PROMPT |
Using the listing below, show all lines that hold the word "modified".

===== RECORDS =====

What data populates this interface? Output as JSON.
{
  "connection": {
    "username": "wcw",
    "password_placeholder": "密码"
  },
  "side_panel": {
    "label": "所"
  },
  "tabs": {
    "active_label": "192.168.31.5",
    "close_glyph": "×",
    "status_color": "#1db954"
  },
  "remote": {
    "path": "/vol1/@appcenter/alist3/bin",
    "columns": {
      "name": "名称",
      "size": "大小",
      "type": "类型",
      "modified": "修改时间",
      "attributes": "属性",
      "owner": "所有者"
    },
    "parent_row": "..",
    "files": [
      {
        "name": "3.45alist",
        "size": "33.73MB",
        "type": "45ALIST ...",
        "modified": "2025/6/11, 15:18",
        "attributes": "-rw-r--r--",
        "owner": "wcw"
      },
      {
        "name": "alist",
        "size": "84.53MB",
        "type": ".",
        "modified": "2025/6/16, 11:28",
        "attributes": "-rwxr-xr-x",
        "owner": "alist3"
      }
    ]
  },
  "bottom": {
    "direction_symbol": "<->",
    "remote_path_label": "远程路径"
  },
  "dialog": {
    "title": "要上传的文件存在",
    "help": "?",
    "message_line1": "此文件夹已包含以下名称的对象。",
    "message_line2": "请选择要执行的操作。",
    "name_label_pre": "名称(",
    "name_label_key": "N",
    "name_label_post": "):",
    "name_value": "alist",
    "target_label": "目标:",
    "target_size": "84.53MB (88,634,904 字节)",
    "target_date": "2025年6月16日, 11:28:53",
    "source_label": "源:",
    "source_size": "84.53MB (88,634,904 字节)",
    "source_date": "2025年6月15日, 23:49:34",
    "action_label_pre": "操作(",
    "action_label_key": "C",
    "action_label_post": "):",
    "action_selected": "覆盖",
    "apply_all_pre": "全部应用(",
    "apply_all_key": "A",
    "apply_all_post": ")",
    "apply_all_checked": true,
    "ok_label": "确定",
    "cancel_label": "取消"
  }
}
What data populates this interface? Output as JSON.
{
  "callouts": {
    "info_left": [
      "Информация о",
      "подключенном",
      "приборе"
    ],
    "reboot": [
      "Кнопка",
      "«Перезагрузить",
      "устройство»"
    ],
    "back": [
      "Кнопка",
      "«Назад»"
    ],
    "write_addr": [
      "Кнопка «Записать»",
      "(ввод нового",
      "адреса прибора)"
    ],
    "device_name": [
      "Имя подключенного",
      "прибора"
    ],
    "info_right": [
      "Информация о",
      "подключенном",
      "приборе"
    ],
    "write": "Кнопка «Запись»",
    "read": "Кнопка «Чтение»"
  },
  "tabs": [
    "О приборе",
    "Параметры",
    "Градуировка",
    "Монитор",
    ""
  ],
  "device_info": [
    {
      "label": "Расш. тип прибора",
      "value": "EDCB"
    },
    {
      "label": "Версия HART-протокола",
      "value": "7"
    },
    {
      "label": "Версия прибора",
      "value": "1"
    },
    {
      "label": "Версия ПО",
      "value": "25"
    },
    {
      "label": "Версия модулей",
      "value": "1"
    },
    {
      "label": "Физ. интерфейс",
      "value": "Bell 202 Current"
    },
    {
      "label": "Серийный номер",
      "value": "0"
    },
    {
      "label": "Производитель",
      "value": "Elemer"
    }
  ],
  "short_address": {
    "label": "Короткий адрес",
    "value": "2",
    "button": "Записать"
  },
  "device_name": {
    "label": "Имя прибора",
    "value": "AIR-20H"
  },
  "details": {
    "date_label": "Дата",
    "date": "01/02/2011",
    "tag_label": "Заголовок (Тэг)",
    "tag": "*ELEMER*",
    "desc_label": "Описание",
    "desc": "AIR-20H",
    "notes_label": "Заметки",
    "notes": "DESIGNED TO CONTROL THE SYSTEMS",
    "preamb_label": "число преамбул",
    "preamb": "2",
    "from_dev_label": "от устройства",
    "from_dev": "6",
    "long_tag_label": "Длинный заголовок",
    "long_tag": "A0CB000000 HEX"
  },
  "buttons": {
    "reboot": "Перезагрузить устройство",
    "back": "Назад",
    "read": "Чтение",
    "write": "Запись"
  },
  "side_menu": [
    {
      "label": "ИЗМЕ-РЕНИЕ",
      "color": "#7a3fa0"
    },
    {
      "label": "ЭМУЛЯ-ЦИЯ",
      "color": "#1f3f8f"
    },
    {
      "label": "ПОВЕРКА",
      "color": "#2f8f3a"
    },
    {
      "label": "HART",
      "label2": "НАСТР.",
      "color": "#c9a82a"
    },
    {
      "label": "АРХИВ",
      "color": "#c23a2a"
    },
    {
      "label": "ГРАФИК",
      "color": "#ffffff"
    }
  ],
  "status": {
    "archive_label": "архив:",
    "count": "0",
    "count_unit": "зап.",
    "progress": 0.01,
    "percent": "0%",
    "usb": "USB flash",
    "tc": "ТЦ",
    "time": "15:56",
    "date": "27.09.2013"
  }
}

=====

ANSWER TO THIS TASK |
      "modified": "修改时间",
        "modified": "2025/6/11, 15:18",
        "modified": "2025/6/16, 11:28",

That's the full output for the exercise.